[Collected data]
---------------

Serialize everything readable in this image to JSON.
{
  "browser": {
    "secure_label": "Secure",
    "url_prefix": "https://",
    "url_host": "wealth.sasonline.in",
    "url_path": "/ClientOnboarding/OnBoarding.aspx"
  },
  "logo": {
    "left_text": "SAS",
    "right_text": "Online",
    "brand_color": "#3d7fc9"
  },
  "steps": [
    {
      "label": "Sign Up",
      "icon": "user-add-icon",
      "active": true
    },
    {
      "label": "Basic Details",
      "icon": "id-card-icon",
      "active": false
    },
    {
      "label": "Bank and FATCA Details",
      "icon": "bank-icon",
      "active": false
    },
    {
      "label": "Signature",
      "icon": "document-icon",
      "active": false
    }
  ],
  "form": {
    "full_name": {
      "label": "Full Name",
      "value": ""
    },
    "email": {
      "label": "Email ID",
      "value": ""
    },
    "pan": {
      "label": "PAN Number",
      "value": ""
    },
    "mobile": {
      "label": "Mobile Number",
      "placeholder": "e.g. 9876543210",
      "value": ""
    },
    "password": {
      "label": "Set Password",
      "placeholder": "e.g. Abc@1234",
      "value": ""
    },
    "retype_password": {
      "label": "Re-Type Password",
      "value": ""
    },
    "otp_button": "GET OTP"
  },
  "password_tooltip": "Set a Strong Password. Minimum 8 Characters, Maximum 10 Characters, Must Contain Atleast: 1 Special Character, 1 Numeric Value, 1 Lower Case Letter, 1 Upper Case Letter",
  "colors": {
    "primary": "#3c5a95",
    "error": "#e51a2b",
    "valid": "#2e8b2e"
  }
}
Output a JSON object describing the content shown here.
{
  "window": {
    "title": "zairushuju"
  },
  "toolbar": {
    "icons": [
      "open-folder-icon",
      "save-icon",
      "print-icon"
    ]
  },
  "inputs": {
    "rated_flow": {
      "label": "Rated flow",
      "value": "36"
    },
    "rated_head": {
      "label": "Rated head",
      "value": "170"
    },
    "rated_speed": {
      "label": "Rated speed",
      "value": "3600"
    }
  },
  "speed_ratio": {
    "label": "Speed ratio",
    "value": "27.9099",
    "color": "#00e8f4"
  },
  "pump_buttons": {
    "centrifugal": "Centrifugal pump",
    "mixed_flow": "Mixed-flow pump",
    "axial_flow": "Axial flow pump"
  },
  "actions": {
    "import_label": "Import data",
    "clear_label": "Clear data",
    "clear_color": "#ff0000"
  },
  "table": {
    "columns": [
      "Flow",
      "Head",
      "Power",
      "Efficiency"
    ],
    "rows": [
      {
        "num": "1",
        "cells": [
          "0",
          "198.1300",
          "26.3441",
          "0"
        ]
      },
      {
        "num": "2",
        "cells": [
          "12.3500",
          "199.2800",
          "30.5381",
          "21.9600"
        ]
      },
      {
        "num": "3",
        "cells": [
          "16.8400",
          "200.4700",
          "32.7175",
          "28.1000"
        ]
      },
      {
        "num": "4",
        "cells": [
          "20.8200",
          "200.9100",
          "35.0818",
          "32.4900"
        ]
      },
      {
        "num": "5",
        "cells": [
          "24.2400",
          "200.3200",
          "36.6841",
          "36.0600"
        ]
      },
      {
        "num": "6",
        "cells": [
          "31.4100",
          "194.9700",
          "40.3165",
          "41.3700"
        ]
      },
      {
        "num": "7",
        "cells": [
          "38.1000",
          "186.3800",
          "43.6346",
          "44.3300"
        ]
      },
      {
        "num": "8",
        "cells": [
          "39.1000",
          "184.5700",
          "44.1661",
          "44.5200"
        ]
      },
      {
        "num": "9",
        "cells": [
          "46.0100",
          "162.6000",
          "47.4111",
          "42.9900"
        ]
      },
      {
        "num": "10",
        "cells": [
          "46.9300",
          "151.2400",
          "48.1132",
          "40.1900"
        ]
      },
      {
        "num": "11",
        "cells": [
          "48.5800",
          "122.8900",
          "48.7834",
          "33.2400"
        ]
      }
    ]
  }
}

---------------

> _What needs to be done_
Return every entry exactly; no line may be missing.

> _Answer area_
Serialize everything readable in this image to JSON.
{
  "browser": {
    "secure_label": "Secure",
    "url_prefix": "https://",
    "url_host": "wealth.sasonline.in",
    "url_path": "/ClientOnboarding/OnBoarding.aspx"
  },
  "logo": {
    "left_text": "SAS",
    "right_text": "Online",
    "brand_color": "#3d7fc9"
  },
  "steps": [
    {
      "label": "Sign Up",
      "icon": "user-add-icon",
      "active": true
    },
    {
      "label": "Basic Details",
      "icon": "id-card-icon",
      "active": false
    },
    {
      "label": "Bank and FATCA Details",
      "icon": "bank-icon",
      "active": false
    },
    {
      "label": "Signature",
      "icon": "document-icon",
      "active": false
    }
  ],
  "form": {
    "full_name": {
      "label": "Full Name",
      "value": ""
    },
    "email": {
      "label": "Email ID",
      "value": ""
    },
    "pan": {
      "label": "PAN Number",
      "value": ""
    },
    "mobile": {
      "label": "Mobile Number",
      "placeholder": "e.g. 9876543210",
      "value": ""
    },
    "password": {
      "label": "Set Password",
      "placeholder": "e.g. Abc@1234",
      "value": ""
    },
    "retype_password": {
      "label": "Re-Type Password",
      "value": ""
    },
    "otp_button": "GET OTP"
  },
  "password_tooltip": "Set a Strong Password. Minimum 8 Characters, Maximum 10 Characters, Must Contain Atleast: 1 Special Character, 1 Numeric Value, 1 Lower Case Letter, 1 Upper Case Letter",
  "colors": {
    "primary": "#3c5a95",
    "error": "#e51a2b",
    "valid": "#2e8b2e"
  }
}
Output a JSON object describing the content shown here.
{
  "window": {
    "title": "zairushuju"
  },
  "toolbar": {
    "icons": [
      "open-folder-icon",
      "save-icon",
      "print-icon"
    ]
  },
  "inputs": {
    "rated_flow": {
      "label": "Rated flow",
      "value": "36"
    },
    "rated_head": {
      "label": "Rated head",
      "value": "170"
    },
    "rated_speed": {
      "label": "Rated speed",
      "value": "3600"
    }
  },
  "speed_ratio": {
    "label": "Speed ratio",
    "value": "27.9099",
    "color": "#00e8f4"
  },
  "pump_buttons": {
    "centrifugal": "Centrifugal pump",
    "mixed_flow": "Mixed-flow pump",
    "axial_flow": "Axial flow pump"
  },
  "actions": {
    "import_label": "Import data",
    "clear_label": "Clear data",
    "clear_color": "#ff0000"
  },
  "table": {
    "columns": [
      "Flow",
      "Head",
      "Power",
      "Efficiency"
    ],
    "rows": [
      {
        "num": "1",
        "cells": [
          "0",
          "198.1300",
          "26.3441",
          "0"
        ]
      },
      {
        "num": "2",
        "cells": [
          "12.3500",
          "199.2800",
          "30.5381",
          "21.9600"
        ]
      },
      {
        "num": "3",
        "cells": [
          "16.8400",
          "200.4700",
          "32.7175",
          "28.1000"
        ]
      },
      {
        "num": "4",
        "cells": [
          "20.8200",
          "200.9100",
          "35.0818",
          "32.4900"
        ]
      },
      {
        "num": "5",
        "cells": [
          "24.2400",
          "200.3200",
          "36.6841",
          "36.0600"
        ]
      },
      {
        "num": "6",
        "cells": [
          "31.4100",
          "194.9700",
          "40.3165",
          "41.3700"
        ]
      },
      {
        "num": "7",
        "cells": [
          "38.1000",
          "186.3800",
          "43.6346",
          "44.3300"
        ]
      },
      {
        "num": "8",
        "cells": [
          "39.1000",
          "184.5700",
          "44.1661",
          "44.5200"
        ]
      },
      {
        "num": "9",
        "cells": [
          "46.0100",
          "162.6000",
          "47.4111",
          "42.9900"
        ]
      },
      {
        "num": "10",
        "cells": [
          "46.9300",
          "151.2400",
          "48.1132",
          "40.1900"
        ]
      },
      {
        "num": "11",
        "cells": [
          "48.5800",
          "122.8900",
          "48.7834",
          "33.2400"
        ]
      }
    ]
  }
}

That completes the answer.